3K students at St. John Vianney watch the all-school Mass on Wednesday, Feb. 2. (Photo by Larry Hanson)
Parents who send their children to Catholic schools are following the example of Mary and Joseph in doing what’s best for their offspring.
Archbishop Jerome E. Listecki drew those parallels at an all-school Mass at St. John Vianney as part of Catholic Schools Week on Wednesday, Feb. 2, the Feast of the Presentation of the Lord.
In the Gospel reading (Luke 2:22-40), Mary and Joseph take Jesus to temple to be presented to God. “The child’s father and mother were amazed at what was said about him; and Simeon blessed them and said to Mary his mother, ‘Behold, this child is destined for the fall and rise of many in Israel, and to be a sign that will be contradicted so that the thoughts of many hearts may be revealed.’”
“Outwardly, he was fulfilling the law, but in reality, he was coming to meet his believing people, prompted by the Holy Spirit,” Archbishop Listecki said in his opening comments at the beginning of Mass.
The archbishop said Mary and Joseph wanted to do what was best for Jesus – to be in a relationship with God. He said the students’ parents did the same thing for them a few years ago, bringing them to the Church to be baptized and to acknowledge the gift they were given by God.
“Your families did the same thing,” Archbishop Listecki said. “They wanted ultimately what’s best for you – your relationship with Jesus, your relationship with God. They wanted to make sure that was established in your lives.
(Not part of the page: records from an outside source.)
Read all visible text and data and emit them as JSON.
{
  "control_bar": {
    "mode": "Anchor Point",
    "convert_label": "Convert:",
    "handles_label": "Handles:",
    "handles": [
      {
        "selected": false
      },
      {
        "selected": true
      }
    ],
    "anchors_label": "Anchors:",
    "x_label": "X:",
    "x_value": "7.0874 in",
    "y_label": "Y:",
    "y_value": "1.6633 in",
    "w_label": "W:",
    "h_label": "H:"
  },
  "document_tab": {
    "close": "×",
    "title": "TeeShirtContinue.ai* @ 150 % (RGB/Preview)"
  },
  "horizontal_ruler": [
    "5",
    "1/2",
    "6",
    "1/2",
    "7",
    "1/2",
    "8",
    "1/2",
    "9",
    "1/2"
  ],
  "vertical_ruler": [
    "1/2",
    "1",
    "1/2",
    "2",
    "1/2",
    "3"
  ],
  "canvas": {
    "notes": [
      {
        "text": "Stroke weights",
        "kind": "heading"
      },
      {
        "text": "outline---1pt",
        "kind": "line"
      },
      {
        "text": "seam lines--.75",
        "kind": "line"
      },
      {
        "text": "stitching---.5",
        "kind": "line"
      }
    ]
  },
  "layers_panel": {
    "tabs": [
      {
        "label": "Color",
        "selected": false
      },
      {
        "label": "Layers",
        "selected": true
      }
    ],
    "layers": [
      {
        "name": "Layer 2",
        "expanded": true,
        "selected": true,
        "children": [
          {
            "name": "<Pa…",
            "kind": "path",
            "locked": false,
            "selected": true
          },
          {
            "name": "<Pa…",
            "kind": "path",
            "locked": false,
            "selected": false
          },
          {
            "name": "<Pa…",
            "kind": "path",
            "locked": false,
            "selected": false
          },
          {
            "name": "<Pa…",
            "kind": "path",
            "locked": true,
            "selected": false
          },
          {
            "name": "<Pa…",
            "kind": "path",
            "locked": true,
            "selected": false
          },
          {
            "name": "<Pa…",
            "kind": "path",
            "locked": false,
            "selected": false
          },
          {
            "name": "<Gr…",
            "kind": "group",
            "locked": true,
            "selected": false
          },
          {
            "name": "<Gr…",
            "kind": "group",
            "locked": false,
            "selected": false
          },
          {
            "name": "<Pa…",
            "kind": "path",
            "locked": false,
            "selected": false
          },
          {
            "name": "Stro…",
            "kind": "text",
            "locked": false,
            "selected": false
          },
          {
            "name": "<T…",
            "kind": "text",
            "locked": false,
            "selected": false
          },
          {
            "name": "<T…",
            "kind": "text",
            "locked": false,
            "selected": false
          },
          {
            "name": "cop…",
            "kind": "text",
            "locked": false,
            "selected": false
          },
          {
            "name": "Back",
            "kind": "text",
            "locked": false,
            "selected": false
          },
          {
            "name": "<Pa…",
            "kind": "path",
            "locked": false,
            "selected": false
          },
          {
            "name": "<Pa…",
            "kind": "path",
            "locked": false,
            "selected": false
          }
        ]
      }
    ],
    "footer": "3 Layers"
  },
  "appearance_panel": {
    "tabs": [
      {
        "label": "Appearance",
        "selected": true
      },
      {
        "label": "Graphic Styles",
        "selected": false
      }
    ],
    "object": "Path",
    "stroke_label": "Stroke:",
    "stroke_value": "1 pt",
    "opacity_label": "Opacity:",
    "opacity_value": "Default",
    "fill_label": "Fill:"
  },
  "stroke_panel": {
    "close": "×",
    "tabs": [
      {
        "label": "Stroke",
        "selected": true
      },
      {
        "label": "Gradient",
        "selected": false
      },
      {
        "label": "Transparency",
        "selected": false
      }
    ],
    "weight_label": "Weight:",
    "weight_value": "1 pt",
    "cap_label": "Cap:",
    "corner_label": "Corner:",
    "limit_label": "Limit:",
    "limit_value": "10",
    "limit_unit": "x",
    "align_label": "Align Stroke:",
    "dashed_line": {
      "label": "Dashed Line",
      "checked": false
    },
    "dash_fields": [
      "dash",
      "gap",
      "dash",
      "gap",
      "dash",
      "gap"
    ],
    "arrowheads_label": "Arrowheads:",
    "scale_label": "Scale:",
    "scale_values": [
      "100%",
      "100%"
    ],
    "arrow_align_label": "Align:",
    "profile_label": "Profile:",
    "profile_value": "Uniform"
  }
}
They wanted to acknowledge that gift that God had given to them and understood that they were entrusted with making sure you were on the right path.”
The Mass began with the blessing of candles – a symbol of the light Jesus represents.
“Without that light, sometimes you stumble,” Archbishop Listecki said. “Sometimes you bump into things. Sometimes you fall. With that light, you’re able to see and you’re able to direct your steps.”
He added that Catholic education serves as the light that allows the students to take steps and have a vision for the world.
The Mass at the Brookfield school is part of the archbishop’s tradition of celebrating Mass at schools throughout the archdiocese during Catholic Schools Week.
“I’m going to celebrate with the various communities, to celebrate who you are and to tell you how proud we are that you make up the community of Catholic schools,” Archbishop Listecki said.
For St. John Vianney Principal Brian Shimon, having the archbishop in person at Mass makes concrete some of the concepts that have been discussed in the classrooms.
“To have our chief shepherd joining our shepherd, Fr. (Ed) Kornath, it just connects us to the wider Church, the family,” Shimon said. “We talk often about our community of faith, and it is just such a tangible way we can expand our faith to the whole Milwaukee community and beyond.”